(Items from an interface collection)
----
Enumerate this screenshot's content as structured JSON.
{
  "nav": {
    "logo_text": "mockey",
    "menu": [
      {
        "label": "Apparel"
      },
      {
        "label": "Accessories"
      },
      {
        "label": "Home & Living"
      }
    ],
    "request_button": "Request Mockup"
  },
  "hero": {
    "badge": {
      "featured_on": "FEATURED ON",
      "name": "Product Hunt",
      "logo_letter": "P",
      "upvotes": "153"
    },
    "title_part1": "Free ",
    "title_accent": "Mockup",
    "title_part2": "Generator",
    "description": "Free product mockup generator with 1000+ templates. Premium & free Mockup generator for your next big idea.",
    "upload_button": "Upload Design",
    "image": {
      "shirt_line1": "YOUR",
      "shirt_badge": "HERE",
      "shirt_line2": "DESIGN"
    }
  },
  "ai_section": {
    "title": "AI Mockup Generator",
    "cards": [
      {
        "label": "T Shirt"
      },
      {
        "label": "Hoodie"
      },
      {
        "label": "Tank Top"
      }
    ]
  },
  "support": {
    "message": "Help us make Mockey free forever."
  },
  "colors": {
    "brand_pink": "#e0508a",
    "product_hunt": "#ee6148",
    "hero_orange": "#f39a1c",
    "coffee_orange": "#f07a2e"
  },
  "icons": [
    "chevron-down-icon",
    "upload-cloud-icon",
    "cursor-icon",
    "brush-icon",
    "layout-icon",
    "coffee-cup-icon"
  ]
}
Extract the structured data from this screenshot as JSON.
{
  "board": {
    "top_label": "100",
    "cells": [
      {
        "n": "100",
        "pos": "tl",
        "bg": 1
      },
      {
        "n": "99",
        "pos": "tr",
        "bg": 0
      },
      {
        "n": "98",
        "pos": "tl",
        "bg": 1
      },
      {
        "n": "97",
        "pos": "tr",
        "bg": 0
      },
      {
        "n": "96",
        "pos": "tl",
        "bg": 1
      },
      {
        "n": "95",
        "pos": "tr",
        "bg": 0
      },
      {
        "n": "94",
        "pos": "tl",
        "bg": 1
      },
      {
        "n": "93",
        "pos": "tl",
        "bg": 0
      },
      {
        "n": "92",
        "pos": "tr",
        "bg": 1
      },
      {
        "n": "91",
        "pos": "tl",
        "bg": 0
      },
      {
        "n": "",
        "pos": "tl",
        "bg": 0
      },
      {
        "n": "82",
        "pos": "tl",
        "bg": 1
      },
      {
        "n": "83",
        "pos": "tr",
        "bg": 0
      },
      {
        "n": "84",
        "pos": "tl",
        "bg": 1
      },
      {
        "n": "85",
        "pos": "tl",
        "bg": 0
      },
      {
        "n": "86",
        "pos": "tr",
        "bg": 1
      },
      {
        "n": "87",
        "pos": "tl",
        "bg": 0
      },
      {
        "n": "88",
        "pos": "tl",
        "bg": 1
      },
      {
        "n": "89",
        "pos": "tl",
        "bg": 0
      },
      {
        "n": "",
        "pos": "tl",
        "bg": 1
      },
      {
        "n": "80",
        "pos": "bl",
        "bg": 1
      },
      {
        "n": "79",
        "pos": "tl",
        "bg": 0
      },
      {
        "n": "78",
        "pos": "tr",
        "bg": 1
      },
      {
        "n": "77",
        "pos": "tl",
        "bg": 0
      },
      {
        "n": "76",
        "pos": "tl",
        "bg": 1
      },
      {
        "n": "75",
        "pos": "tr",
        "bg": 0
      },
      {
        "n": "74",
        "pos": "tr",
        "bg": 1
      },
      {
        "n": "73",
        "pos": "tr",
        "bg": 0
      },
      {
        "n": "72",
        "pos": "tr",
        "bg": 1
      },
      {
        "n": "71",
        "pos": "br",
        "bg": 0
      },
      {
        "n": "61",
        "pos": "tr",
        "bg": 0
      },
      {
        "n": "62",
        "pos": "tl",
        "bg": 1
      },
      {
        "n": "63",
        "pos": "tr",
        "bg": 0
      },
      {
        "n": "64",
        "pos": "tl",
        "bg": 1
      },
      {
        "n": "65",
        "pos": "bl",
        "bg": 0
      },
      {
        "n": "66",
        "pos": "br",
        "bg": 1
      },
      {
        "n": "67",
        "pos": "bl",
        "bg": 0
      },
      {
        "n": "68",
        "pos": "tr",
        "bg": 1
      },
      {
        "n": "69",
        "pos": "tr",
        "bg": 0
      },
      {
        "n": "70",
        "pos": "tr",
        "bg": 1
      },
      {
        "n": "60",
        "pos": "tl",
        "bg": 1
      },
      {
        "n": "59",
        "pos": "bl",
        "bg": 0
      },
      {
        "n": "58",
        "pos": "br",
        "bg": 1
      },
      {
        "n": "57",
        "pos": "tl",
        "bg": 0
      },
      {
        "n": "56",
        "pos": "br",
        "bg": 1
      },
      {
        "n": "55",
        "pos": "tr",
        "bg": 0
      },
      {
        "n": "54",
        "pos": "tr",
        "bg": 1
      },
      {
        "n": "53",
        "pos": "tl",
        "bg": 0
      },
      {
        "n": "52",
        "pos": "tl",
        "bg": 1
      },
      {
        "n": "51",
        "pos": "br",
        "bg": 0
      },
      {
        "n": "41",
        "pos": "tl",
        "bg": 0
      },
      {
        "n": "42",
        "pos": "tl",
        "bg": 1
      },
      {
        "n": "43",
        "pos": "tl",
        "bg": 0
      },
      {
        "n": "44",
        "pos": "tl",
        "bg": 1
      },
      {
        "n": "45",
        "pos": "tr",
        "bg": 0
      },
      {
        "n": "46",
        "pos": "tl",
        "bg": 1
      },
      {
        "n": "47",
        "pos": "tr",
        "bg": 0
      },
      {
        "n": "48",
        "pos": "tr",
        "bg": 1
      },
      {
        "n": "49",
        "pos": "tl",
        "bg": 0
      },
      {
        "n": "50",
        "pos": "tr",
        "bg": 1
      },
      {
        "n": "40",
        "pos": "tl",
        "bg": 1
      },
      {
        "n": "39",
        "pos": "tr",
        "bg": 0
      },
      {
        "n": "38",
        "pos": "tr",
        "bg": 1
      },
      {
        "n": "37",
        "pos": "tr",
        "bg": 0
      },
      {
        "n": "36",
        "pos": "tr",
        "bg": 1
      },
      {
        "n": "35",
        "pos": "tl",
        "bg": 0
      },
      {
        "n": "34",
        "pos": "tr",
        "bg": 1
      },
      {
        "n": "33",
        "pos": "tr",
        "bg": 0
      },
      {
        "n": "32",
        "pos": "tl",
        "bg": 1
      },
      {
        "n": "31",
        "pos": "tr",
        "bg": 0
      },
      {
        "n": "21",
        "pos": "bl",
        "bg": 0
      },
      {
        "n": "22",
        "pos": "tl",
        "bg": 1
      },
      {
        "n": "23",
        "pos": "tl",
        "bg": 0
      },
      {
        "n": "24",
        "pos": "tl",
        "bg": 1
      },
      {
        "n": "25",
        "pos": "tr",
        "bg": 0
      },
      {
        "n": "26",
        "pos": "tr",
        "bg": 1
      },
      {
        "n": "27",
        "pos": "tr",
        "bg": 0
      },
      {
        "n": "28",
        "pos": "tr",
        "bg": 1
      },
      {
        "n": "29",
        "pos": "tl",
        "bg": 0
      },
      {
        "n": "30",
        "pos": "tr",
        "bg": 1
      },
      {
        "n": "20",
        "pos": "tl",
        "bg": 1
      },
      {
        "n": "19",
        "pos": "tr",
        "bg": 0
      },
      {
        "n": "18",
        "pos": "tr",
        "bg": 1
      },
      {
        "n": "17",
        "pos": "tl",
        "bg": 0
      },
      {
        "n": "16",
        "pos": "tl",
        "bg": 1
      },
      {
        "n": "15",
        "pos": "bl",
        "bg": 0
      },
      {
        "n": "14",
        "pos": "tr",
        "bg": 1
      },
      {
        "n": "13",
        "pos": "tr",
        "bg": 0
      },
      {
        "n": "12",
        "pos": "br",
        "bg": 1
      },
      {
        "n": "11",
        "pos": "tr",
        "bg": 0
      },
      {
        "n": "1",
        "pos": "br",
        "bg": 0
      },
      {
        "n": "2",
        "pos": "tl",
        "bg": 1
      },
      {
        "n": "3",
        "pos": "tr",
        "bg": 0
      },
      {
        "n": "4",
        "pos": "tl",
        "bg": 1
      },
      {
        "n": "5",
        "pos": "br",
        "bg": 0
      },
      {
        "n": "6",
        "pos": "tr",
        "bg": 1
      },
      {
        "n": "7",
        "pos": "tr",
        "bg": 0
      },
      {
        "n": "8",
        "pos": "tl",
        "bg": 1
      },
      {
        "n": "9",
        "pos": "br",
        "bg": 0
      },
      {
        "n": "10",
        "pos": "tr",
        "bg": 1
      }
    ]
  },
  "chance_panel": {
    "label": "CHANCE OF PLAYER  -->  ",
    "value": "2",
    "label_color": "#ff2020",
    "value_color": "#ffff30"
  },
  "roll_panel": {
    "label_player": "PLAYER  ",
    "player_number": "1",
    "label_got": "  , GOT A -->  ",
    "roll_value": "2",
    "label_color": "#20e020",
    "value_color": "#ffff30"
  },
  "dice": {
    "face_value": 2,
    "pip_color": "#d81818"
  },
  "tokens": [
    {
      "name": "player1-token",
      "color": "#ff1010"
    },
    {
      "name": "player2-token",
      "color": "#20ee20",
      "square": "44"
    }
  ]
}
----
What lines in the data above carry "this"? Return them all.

Written reply.
Enumerate this screenshot's content as structured JSON.
Extract the structured data from this screenshot as JSON.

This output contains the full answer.